[Data about app and page elements]
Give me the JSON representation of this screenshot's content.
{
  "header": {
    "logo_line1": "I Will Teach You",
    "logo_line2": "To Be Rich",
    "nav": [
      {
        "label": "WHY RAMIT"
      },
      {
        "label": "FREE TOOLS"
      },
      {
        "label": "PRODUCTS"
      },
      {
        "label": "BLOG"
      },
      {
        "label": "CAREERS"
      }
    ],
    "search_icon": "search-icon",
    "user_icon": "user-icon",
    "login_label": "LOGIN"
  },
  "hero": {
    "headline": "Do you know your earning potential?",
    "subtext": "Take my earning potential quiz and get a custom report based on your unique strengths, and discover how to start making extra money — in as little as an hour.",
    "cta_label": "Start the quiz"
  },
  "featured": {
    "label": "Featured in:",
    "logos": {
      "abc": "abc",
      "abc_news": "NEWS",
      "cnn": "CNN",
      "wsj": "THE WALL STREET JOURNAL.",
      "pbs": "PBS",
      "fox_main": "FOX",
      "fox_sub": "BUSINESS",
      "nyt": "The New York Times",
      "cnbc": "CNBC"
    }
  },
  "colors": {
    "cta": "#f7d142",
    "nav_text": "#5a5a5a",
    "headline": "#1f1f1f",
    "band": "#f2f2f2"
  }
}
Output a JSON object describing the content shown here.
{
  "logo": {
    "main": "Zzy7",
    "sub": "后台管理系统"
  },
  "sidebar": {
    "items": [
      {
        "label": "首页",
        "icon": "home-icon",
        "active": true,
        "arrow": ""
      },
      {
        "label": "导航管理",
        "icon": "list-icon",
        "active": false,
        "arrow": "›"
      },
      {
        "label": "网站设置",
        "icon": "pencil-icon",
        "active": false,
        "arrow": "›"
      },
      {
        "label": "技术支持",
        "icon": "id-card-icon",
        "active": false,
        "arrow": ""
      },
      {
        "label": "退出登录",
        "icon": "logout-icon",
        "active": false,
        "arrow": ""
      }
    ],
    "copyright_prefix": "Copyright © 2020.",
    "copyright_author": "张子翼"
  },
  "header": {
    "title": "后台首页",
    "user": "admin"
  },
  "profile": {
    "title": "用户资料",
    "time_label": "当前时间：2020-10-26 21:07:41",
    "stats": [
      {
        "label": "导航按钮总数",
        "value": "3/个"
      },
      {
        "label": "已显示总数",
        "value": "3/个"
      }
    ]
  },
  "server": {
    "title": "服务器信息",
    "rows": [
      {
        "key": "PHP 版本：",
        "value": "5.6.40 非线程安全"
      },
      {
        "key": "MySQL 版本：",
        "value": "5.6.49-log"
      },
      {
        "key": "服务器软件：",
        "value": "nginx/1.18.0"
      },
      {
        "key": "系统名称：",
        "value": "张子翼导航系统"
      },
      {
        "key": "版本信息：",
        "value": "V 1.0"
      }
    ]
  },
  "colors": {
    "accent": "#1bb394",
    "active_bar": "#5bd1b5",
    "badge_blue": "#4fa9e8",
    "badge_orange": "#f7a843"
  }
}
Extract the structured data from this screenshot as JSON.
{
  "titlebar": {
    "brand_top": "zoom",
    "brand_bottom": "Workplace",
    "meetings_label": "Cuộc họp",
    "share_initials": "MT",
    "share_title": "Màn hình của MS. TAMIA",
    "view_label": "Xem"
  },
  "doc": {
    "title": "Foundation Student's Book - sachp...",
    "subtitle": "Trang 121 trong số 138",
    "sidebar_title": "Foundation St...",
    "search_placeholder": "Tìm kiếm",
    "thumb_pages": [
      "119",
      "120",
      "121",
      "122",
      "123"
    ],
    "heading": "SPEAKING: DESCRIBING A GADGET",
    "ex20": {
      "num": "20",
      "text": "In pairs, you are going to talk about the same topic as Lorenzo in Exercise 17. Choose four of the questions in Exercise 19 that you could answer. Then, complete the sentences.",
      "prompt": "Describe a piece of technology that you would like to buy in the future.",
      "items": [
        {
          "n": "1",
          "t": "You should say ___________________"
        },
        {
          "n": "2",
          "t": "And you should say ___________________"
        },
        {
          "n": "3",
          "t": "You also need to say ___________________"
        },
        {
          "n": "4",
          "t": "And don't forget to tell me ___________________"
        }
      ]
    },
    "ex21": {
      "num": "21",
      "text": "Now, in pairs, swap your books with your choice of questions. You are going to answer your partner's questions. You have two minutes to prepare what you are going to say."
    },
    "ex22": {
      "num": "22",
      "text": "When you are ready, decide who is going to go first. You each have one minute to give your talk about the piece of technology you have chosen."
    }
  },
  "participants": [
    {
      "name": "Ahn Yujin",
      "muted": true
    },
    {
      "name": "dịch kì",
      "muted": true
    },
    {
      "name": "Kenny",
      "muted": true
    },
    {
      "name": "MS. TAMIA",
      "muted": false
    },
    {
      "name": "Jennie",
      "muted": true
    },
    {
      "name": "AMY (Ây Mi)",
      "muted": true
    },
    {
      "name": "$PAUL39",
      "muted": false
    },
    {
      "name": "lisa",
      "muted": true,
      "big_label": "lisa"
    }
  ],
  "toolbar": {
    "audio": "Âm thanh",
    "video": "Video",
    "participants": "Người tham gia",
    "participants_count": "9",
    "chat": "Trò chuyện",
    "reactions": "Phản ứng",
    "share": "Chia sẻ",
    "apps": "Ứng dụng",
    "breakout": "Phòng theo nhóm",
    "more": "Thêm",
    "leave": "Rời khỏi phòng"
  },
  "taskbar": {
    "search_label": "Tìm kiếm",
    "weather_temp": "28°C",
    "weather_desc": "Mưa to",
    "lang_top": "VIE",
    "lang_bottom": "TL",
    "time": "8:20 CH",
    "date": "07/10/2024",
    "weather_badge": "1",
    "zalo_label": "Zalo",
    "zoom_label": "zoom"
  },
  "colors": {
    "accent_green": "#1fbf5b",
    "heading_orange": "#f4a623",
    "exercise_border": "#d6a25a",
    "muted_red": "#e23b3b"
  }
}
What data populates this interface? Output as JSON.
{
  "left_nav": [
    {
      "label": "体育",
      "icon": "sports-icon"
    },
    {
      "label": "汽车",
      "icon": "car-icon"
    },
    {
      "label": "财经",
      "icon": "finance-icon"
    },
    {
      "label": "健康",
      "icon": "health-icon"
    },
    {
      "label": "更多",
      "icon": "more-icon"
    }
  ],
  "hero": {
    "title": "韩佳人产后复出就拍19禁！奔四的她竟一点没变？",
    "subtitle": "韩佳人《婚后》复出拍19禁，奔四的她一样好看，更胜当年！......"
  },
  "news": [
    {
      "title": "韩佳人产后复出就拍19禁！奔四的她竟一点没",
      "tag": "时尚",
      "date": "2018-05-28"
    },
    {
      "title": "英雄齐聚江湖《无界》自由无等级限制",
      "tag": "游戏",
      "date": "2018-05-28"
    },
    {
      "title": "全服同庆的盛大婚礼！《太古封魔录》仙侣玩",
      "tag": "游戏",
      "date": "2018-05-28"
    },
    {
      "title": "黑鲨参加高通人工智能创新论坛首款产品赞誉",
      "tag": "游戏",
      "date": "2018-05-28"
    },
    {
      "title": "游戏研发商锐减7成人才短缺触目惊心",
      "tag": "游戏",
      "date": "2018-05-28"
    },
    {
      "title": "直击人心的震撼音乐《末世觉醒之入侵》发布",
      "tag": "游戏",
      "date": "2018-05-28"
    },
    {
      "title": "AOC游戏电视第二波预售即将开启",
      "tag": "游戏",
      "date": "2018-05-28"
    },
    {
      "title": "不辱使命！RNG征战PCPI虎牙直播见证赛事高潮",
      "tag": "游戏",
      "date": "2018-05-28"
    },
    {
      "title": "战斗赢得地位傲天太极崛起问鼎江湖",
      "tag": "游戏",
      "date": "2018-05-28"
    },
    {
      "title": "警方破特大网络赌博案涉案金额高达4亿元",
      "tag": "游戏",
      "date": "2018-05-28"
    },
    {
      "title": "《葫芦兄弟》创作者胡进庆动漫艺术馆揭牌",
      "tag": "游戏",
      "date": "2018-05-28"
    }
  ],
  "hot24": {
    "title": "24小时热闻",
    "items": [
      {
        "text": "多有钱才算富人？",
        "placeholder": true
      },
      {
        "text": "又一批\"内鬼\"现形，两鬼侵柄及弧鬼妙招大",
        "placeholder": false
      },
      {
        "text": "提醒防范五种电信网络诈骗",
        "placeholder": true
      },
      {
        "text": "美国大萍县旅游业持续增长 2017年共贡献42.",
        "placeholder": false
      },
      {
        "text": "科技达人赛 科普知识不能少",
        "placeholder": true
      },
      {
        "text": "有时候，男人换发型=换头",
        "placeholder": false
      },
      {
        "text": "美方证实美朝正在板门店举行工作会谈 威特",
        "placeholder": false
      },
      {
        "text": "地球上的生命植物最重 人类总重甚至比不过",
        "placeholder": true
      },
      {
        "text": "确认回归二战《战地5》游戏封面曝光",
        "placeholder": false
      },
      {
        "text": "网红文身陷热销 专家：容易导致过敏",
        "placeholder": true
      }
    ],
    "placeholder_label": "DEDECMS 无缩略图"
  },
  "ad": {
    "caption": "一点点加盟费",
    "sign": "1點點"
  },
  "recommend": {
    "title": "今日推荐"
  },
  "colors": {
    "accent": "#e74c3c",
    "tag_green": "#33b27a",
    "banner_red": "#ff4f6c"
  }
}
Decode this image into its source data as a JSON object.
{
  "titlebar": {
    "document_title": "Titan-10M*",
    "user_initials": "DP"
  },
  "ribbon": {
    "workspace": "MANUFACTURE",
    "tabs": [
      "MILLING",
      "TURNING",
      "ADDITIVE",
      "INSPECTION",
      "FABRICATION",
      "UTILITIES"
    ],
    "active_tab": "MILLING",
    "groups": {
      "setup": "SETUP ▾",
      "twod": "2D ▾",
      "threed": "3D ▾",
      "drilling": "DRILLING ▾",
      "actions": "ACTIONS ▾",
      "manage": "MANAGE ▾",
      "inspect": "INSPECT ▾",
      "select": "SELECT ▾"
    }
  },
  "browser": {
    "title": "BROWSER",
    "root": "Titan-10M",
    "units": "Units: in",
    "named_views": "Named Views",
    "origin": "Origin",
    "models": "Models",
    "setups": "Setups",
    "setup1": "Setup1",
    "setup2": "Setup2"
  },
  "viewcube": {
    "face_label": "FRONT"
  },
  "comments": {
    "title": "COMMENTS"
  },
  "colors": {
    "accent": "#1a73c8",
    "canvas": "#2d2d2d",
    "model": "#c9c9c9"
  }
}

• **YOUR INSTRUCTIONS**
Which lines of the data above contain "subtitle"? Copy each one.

• **RESPONSE TO THIS TASK**
    "subtitle": "Trang 121 trong số 138",
    "subtitle": "韩佳人《婚后》复出拍19禁，奔四的她一样好看，更胜当年！......"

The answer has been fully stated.